After twenty-plus years since the initial Israel-Palestine peace talks, Rashid Masharawi’s (“Haifa,” “Laila’s Birthday“) 1998 film “Tension” is an apt reminder that war is not all blood and gore. The short film peels back the thin veil of Israeli occupation to expose repressed agitation, sewing together a seamless montage of the Palestinian subconscious. In a tour of Gaza, the West Bank, and Jerusalem, Masharawi tightly weaves together a patchwork spread of poverty and violence against the disillusioned backdrop of “peace.”
“Tension” collapses twenty-four hours into twenty-four minutes. It records the everyday lives of civilians within the region amidst the 1996-1999 tit-for-tat between the Palestine Liberation Organization and the State of Israel. The film opens with a long shot of Palestinian workers marching towards the border gates at dawn. Traditional folk music tempts the viewer into the lull of the everyday: hopeful workers clamber into buses; marketmen peddle their goods; old men watch passerby from their stools. The same characters repeatedly show in each city, reinforcing the rhythm of the ordinary…
However, it is precisely the mundane that is the most jarring. Neatly tucked into scenes of peaceful life are vivid suggestions of disparity. Children play out execution scenes in refugee camps; families romp around in sewer water; military men casually shoot down bawdy civilians. Gunfire interrupts the hypnotic cadence, inviting screeching metals, cars, and voices to creep into the score. The selective ambiance is a powerful indication that true peace cannot survive in a region of constant surveillance.
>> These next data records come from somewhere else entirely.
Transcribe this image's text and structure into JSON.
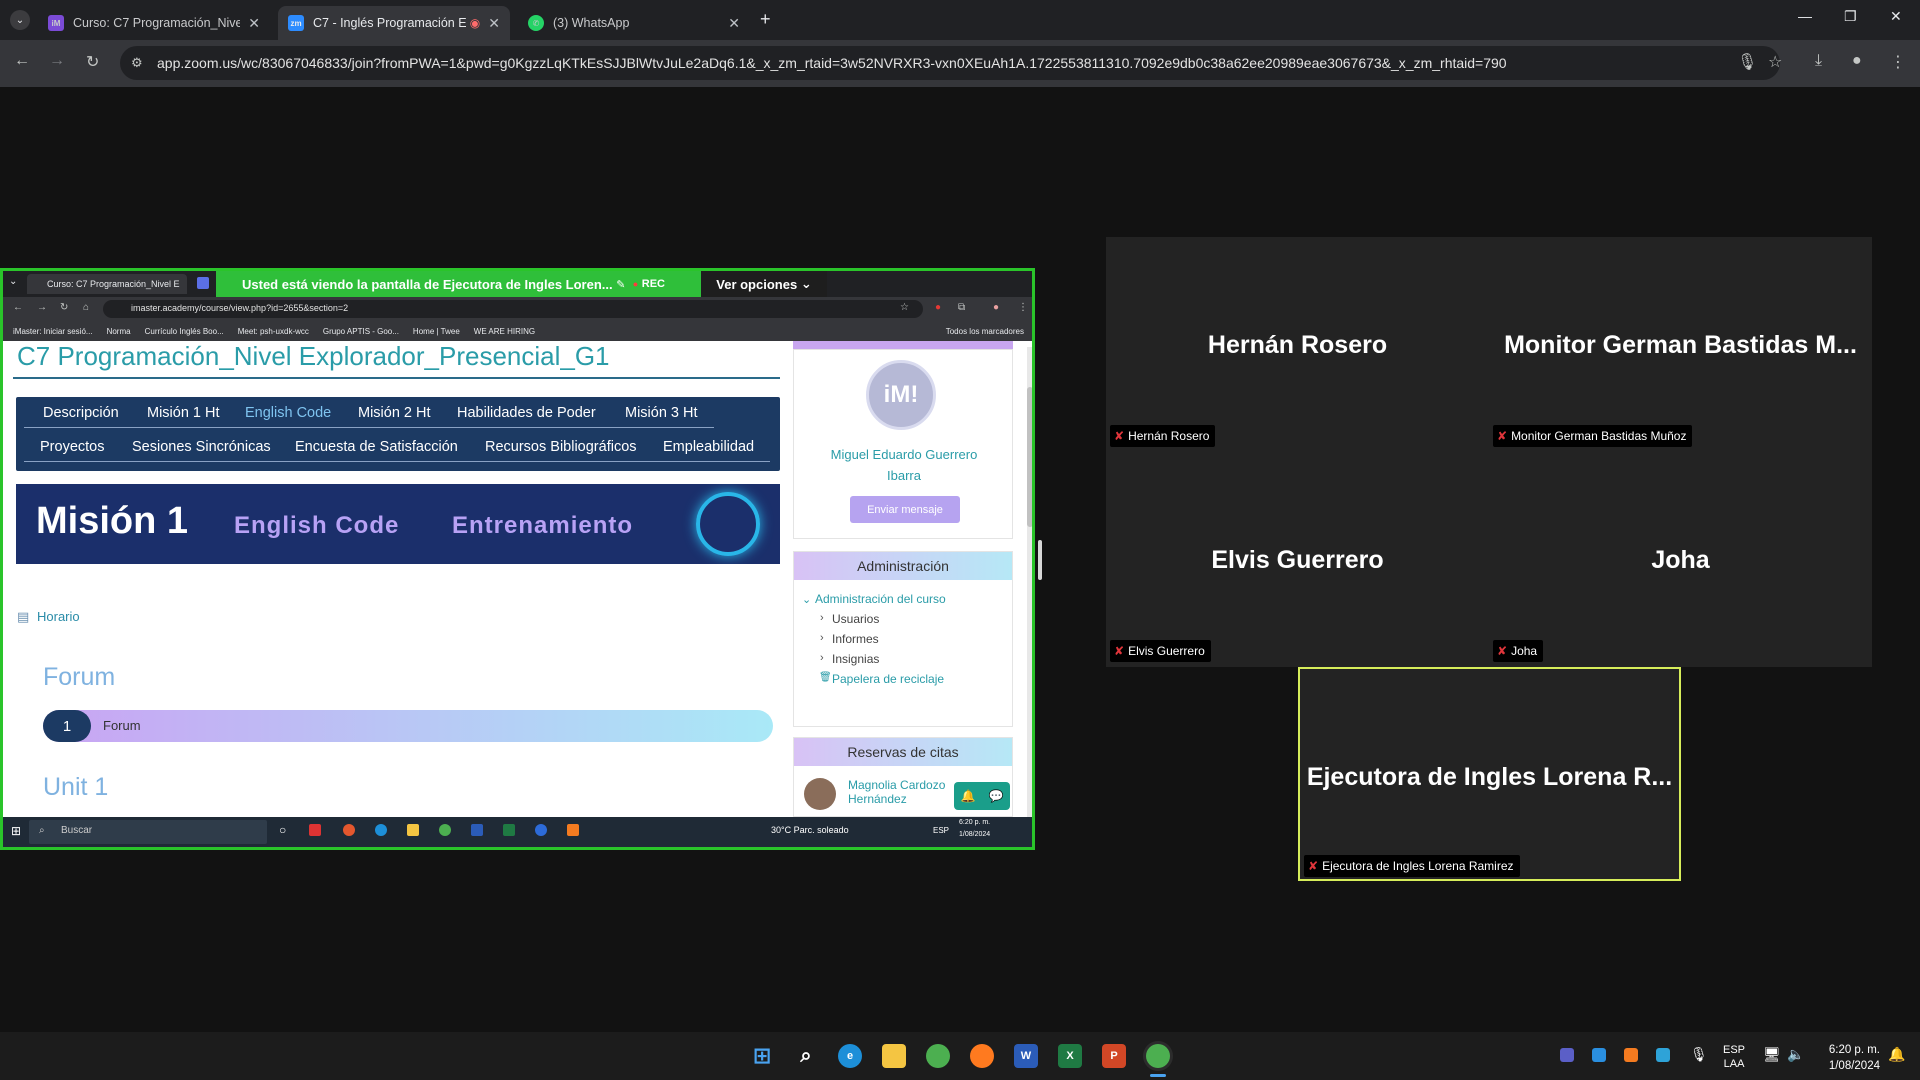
{
  "browser": {
    "tabs": [
      {
        "title": "Curso: C7 Programación_Nivel E",
        "active": false
      },
      {
        "title": "C7 - Inglés Programación E",
        "active": true
      },
      {
        "title": "(3) WhatsApp",
        "active": false
      }
    ],
    "url": "app.zoom.us/wc/83067046833/join?fromPWA=1&pwd=g0KgzzLqKTkEsSJJBlWtvJuLe2aDq6.1&_x_zm_rtaid=3w52NVRXR3-vxn0XEuAh1A.1722553811310.7092e9db0c38a62ee20989eae3067673&_x_zm_rhtaid=790"
  },
  "share": {
    "banner_prefix": "Usted está viendo la pantalla de",
    "presenter": "Ejecutora de Ingles Loren...",
    "rec": "REC",
    "options": "Ver opciones",
    "inner_tab": "Curso: C7 Programación_Nivel E",
    "inner_url": "imaster.academy/course/view.php?id=2655&section=2",
    "bookmarks": [
      "iMaster: Iniciar sesió...",
      "Norma",
      "Currículo Inglés Boo...",
      "Meet: psh-uxdk-wcc",
      "Grupo APTIS - Goo...",
      "Home | Twee",
      "WE ARE HIRING"
    ],
    "bookmarks_right": "Todos los marcadores",
    "course_title": "C7 Programación_Nivel Explorador_Presencial_G1",
    "nav_row1": [
      "Descripción",
      "Misión 1 Ht",
      "English Code",
      "Misión 2 Ht",
      "Habilidades de Poder",
      "Misión 3 Ht"
    ],
    "nav_row2": [
      "Proyectos",
      "Sesiones Sincrónicas",
      "Encuesta de Satisfacción",
      "Recursos Bibliográficos",
      "Empleabilidad"
    ],
    "banner_text": {
      "mision": "Misión 1",
      "english": "English Code",
      "entrenamiento": "Entrenamiento"
    },
    "horario": "Horario",
    "forum_heading": "Forum",
    "forum_item": {
      "number": "1",
      "label": "Forum"
    },
    "unit_heading": "Unit 1",
    "teacher": {
      "avatar": "iM!",
      "name": "Miguel Eduardo Guerrero Ibarra",
      "button": "Enviar mensaje"
    },
    "admin": {
      "title": "Administración",
      "course_admin": "Administración del curso",
      "items": [
        "Usuarios",
        "Informes",
        "Insignias"
      ],
      "trash": "Papelera de reciclaje"
    },
    "reservas": {
      "title": "Reservas de citas",
      "person": "Magnolia Cardozo Hernández"
    },
    "taskbar": {
      "search": "Buscar",
      "weather": "30°C Parc. soleado",
      "lang": "ESP",
      "time": "6:20 p. m.",
      "date": "1/08/2024"
    }
  },
  "participants": [
    {
      "display": "Hernán Rosero",
      "label": "Hernán Rosero"
    },
    {
      "display": "Monitor German Bastidas M...",
      "label": "Monitor German Bastidas Muñoz"
    },
    {
      "display": "Elvis Guerrero",
      "label": "Elvis Guerrero"
    },
    {
      "display": "Joha",
      "label": "Joha"
    }
  ],
  "active_speaker": {
    "display": "Ejecutora de Ingles Lorena R...",
    "label": "Ejecutora de Ingles Lorena Ramirez"
  },
  "taskbar": {
    "lang_line1": "ESP",
    "lang_line2": "LAA",
    "time": "6:20 p. m.",
    "date": "1/08/2024"
  }
}
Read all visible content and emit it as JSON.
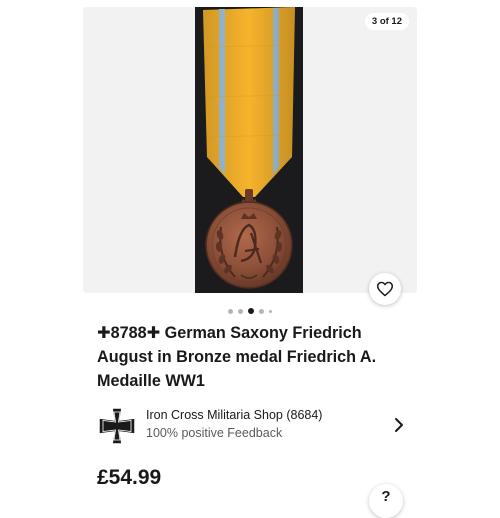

Masharawi’s short grapples with raw documentary and arthouse tendencies. Perhaps most striking is its struggle with open clarity. In a film peppered with Israeli military investigations and impositions, the camera lingers upon the unnamed faces of Palestinians. The close-ups grow so overwhelming that they even muffle the truth. At one Israeli checkpoint, the camera keeps to the faces of worried women passengers on a bus. By doing so, the film just barely cuts out the main event – the blurred form of an ejected passenger forced out of the bus by soldiers. Masharawi reminds the viewer that the documentary is not an open book; it is still an edited sliver of reality.
As a grassroots reply to the politicians above, “Tension” – like many documentaries – is a product of its time. Nonetheless, its underlying distress call is more relevant than ever. The politics of peace are far more removed from home than the everyday realities of war – or at least, so suggests “Tension.”
“Tension” has previously been shown in Yamagata International Documentary Fest, documenta11, and in the Sharjah Art Foundation.